Source: Montague Bikes
- Learn about heart disease. In the spirit of full-disclosure, I’ve never been one to pay attention to heart disease. Diabetes was our big familial disease, so I naively believed heart disease didn’t apply to me...until it crept into my life. Not only were my friends directly suffering from it (which happens more as you get older), but I, myself have a diagnosis of pre-diabetes (as a “healthy” person), and I'm married to a man who has a family history of heart disease. Suddenly, I paid attention. For myself, for my husband, and for our kids. I urge you to read about the risk factors and symptoms of this silent killer.
- Be proactive about your health. The very first step is to get annual labs to monitor your overall health.

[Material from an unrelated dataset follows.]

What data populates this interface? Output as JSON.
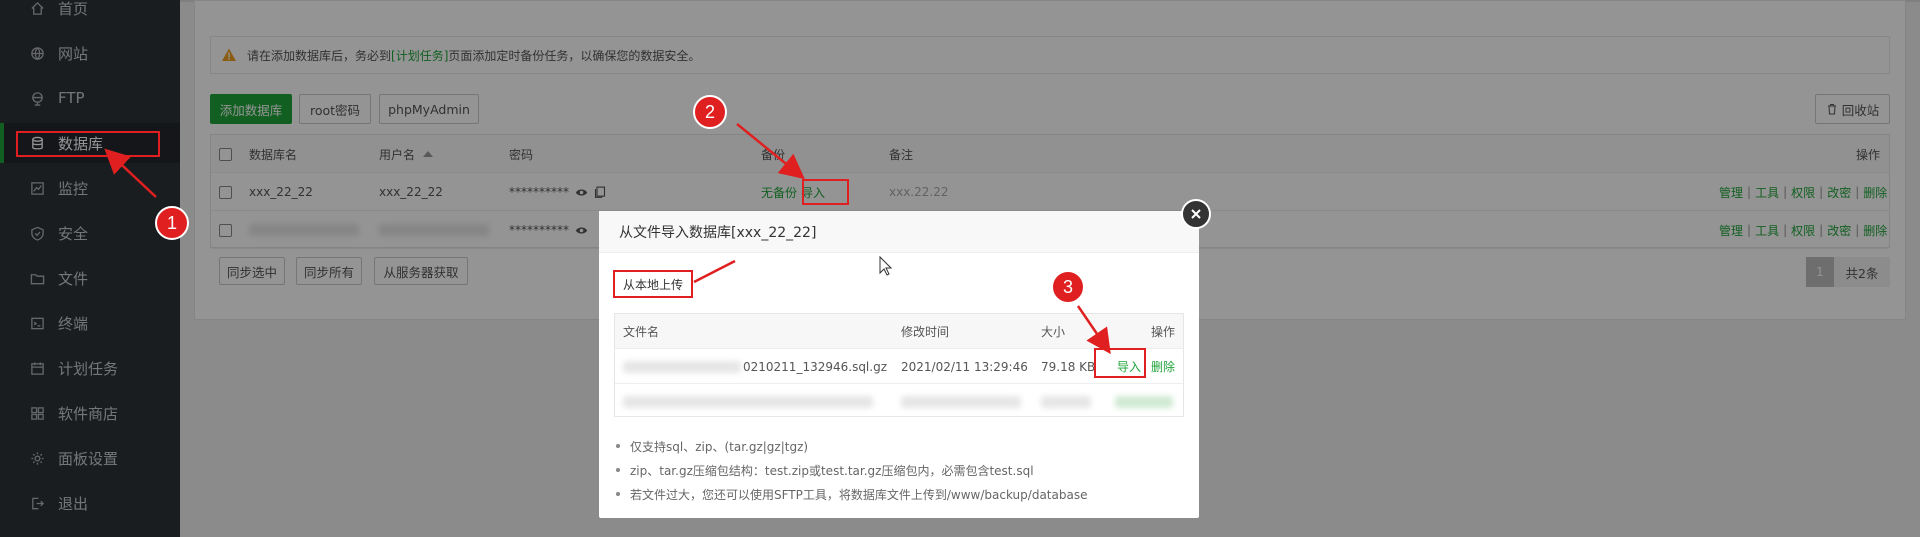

These will provide a baseline and will guide your healthcare. If you see something in your lab work that seems odd to you, especially if you have a family history of a specific disease, please take these peculiarities seriously. In terms of heart disease, there are a multitude of numbers to consider: blood pressure, cholesterol, and blood glucose, to name a few. If you know that you smoke, aren’t eating well, and/or aren’t exercising, be honest with yourself and your doctor. You don’t have to fear a major life overhaul; sometimes small changes yield amazing results and really impact your overall health and risk profile.
- Be mindful of your health and listen to your body. Know your risk factors and be vigilant about your numbers, but also be mindful of how you are feeling. If something just doesn’t seem right, or if your gut is saying, I don’t know about this, please listen. I used to think a heart attack occurred quickly, but that’s not always the case. Some do, but most have warning signs that can start days before the actual heart attack. Your body is smart; respect it and listen when it is telling you something. If you aren’t one to seek medical attention, reconsider. Even if you are wrong, it is always better to err on the side of caution when it comes to your health. A heart attack is not forgiving of your unwillingness to seek medical attention for any reason.
- Know the symptoms of heart attack. Heart disease presents itself in different ways, which is why listening to your body is critical. Many heart attacks involve discomfort in the center of the chest that lasts longer than a few minutes or that goes away and comes back. It can feel like:
- Uncomfortable pressure
- Stabbing pain
Not all heart attacks are preceded by chest pain.
Heart attack symptoms include:
- Chest discomfort
- Discomfort in other areas of the upper body: one or both arms, the back, neck, jaw or stomach
- Shortness of breath with or without chest discomfort
- Pounding heart or changes in heart rhythm
- Heartburn, nausea, vomiting, abdominal pain
- Breaking out in a cold sweat
- Dizziness or lightheadedness
Symptoms more common in women, but not exclusive to women (may occur without chest pain):
- Sudden onset of weakness
- Shortness of breath
- Nausea, vomiting, indigestion
- Body aches
- Overall feeling of illness
- Unusual feeling or mild discomfort in the back, chest, arm, neck or jaw (remember, these may occur without chest pain and still be a heart attack)
- Sleep disturbance
The above list is not exhaustive. My friend had lung pain on Wednesday (like he smoked a pack of cigarettes), was fine Thursday and Friday, tried to run a few miles on Saturday (and couldn’t), felt some chest and left-side pains (but didn’t consider it serious since the pains went away), got some more chest pain on Sunday, then on Monday realized that he was actually having a heart attack. Thankfully, he is okay, and is resuming his life, version 2.0 (with new awareness, new guidelines, and, I’m assuming, new appreciations).